The New Era in U.S. National Security focuses on the emerging threats of the second decade of the twenty-first century, well after 9/11, and well into the age of globalization. It is a thorough, technically competent survey of the current arena of conflict and the competition for political and economic control by state and non-state actors. Starting with the current national security establishment, it discusses the incompatibility between the threats and the structure organized to meet them. It then looks at the supply chain, including containerization and maritime security as well as cybersecurity, terrorism, and transborder crime networks. The last section of the book focuses on existing industrial and defense policy and the role the private sector can play in national security. Pulling together different areas, such as the logistics of the supply chain, the crime-terrorist nexus, and cyberwarfare, the book describes the landscape of today’s new battlefields. It shows how the logistics of asymmetrical warfare, the rise of the information age, the decline of the importance and effectiveness of national borders, the overdependence on fragile infrastructures, and the global reach of virtual, paramilitary, criminal, and terrorist networks have created new frontlines and adversaries with diverse objectives. This core text for international security, strategy, war studies students is technical yet accessible to the non-specialist. It is a timely and comprehensive study of the realities of national security in the United States today.

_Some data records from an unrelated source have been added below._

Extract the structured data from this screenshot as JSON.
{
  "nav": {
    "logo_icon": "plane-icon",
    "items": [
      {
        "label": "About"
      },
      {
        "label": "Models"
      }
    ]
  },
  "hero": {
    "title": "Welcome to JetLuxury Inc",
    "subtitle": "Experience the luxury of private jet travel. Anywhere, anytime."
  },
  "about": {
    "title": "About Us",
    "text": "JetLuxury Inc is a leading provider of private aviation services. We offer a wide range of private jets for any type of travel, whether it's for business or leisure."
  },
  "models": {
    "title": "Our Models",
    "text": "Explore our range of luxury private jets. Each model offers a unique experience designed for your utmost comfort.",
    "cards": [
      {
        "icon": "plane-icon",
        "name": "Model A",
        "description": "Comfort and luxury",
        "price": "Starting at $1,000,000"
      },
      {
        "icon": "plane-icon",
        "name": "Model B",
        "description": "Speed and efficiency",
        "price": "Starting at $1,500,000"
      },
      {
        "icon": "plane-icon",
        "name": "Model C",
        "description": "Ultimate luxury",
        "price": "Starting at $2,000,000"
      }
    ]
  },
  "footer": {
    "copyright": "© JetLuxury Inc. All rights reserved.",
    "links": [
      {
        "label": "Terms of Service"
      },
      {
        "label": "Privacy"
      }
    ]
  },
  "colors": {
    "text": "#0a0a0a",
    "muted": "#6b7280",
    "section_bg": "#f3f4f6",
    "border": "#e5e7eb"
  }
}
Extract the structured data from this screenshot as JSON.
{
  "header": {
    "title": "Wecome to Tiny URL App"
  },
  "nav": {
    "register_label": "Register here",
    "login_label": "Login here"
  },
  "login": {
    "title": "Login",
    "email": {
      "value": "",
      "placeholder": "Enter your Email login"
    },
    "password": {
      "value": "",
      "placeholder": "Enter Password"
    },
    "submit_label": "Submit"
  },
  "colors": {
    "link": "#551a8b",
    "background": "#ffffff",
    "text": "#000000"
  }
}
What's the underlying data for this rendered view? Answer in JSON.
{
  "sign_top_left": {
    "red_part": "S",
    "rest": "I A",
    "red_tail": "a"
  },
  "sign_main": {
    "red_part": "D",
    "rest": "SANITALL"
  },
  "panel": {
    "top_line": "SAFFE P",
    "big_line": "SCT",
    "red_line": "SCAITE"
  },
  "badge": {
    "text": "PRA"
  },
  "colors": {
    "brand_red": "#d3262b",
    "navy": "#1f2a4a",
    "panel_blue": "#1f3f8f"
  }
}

Global terrorism has become a frightening reality. The situation calls for greater engagement with the public, as the necessary eyes and ears of the global anti-terrorism coalition. However, to be effective the public must be equipped with the knowledge of how, why, and where an individual becomes a terrorist. This is the primary goal of this set, which seeks to answer one central question: What do we currently know about the transformation through which an individual becomes a terrorist?